*** Begin section ***

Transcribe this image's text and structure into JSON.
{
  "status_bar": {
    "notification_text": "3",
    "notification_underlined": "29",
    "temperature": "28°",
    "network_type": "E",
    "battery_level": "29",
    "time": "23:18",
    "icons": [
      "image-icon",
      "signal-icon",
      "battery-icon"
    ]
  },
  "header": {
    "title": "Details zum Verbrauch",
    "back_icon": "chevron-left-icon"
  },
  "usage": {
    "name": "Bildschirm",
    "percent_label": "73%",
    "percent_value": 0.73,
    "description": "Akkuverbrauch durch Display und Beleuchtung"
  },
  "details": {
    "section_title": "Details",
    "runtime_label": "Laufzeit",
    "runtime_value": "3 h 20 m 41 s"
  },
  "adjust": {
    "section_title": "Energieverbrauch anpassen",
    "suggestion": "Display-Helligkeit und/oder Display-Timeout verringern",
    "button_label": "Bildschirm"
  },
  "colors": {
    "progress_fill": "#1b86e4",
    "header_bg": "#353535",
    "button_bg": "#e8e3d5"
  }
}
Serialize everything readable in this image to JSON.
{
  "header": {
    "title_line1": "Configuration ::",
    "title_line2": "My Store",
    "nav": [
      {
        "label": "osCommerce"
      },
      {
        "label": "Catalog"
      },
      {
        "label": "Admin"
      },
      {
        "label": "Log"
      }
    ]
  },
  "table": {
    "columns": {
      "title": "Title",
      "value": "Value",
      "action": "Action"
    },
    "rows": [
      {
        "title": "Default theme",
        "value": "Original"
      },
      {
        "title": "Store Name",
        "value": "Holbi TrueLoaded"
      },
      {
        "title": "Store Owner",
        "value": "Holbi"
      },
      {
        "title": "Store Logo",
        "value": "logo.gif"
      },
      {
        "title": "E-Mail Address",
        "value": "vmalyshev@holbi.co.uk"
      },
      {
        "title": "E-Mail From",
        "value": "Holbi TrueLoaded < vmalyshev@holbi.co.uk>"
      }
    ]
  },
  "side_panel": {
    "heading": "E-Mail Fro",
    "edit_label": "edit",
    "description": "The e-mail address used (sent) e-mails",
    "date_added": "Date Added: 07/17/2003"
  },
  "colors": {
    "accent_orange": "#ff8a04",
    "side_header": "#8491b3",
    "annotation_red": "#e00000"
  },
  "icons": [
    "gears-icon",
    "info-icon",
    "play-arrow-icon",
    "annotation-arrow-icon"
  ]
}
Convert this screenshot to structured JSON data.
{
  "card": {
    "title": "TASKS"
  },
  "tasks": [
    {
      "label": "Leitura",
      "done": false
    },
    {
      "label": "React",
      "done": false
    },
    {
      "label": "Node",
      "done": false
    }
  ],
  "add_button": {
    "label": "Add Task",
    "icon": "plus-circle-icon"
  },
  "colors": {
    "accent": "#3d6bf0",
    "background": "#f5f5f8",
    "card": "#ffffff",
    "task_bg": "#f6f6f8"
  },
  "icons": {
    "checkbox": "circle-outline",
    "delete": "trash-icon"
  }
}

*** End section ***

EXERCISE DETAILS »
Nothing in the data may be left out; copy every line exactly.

YOUR RESPONSE »
Transcribe this image's text and structure into JSON.
{
  "status_bar": {
    "notification_text": "3",
    "notification_underlined": "29",
    "temperature": "28°",
    "network_type": "E",
    "battery_level": "29",
    "time": "23:18",
    "icons": [
      "image-icon",
      "signal-icon",
      "battery-icon"
    ]
  },
  "header": {
    "title": "Details zum Verbrauch",
    "back_icon": "chevron-left-icon"
  },
  "usage": {
    "name": "Bildschirm",
    "percent_label": "73%",
    "percent_value": 0.73,
    "description": "Akkuverbrauch durch Display und Beleuchtung"
  },
  "details": {
    "section_title": "Details",
    "runtime_label": "Laufzeit",
    "runtime_value": "3 h 20 m 41 s"
  },
  "adjust": {
    "section_title": "Energieverbrauch anpassen",
    "suggestion": "Display-Helligkeit und/oder Display-Timeout verringern",
    "button_label": "Bildschirm"
  },
  "colors": {
    "progress_fill": "#1b86e4",
    "header_bg": "#353535",
    "button_bg": "#e8e3d5"
  }
}
Serialize everything readable in this image to JSON.
{
  "header": {
    "title_line1": "Configuration ::",
    "title_line2": "My Store",
    "nav": [
      {
        "label": "osCommerce"
      },
      {
        "label": "Catalog"
      },
      {
        "label": "Admin"
      },
      {
        "label": "Log"
      }
    ]
  },
  "table": {
    "columns": {
      "title": "Title",
      "value": "Value",
      "action": "Action"
    },
    "rows": [
      {
        "title": "Default theme",
        "value": "Original"
      },
      {
        "title": "Store Name",
        "value": "Holbi TrueLoaded"
      },
      {
        "title": "Store Owner",
        "value": "Holbi"
      },
      {
        "title": "Store Logo",
        "value": "logo.gif"
      },
      {
        "title": "E-Mail Address",
        "value": "vmalyshev@holbi.co.uk"
      },
      {
        "title": "E-Mail From",
        "value": "Holbi TrueLoaded < vmalyshev@holbi.co.uk>"
      }
    ]
  },
  "side_panel": {
    "heading": "E-Mail Fro",
    "edit_label": "edit",
    "description": "The e-mail address used (sent) e-mails",
    "date_added": "Date Added: 07/17/2003"
  },
  "colors": {
    "accent_orange": "#ff8a04",
    "side_header": "#8491b3",
    "annotation_red": "#e00000"
  },
  "icons": [
    "gears-icon",
    "info-icon",
    "play-arrow-icon",
    "annotation-arrow-icon"
  ]
}
Convert this screenshot to structured JSON data.
{
  "card": {
    "title": "TASKS"
  },
  "tasks": [
    {
      "label": "Leitura",
      "done": false
    },
    {
      "label": "React",
      "done": false
    },
    {
      "label": "Node",
      "done": false
    }
  ],
  "add_button": {
    "label": "Add Task",
    "icon": "plus-circle-icon"
  },
  "colors": {
    "accent": "#3d6bf0",
    "background": "#f5f5f8",
    "card": "#ffffff",
    "task_bg": "#f6f6f8"
  },
  "icons": {
    "checkbox": "circle-outline",
    "delete": "trash-icon"
  }
}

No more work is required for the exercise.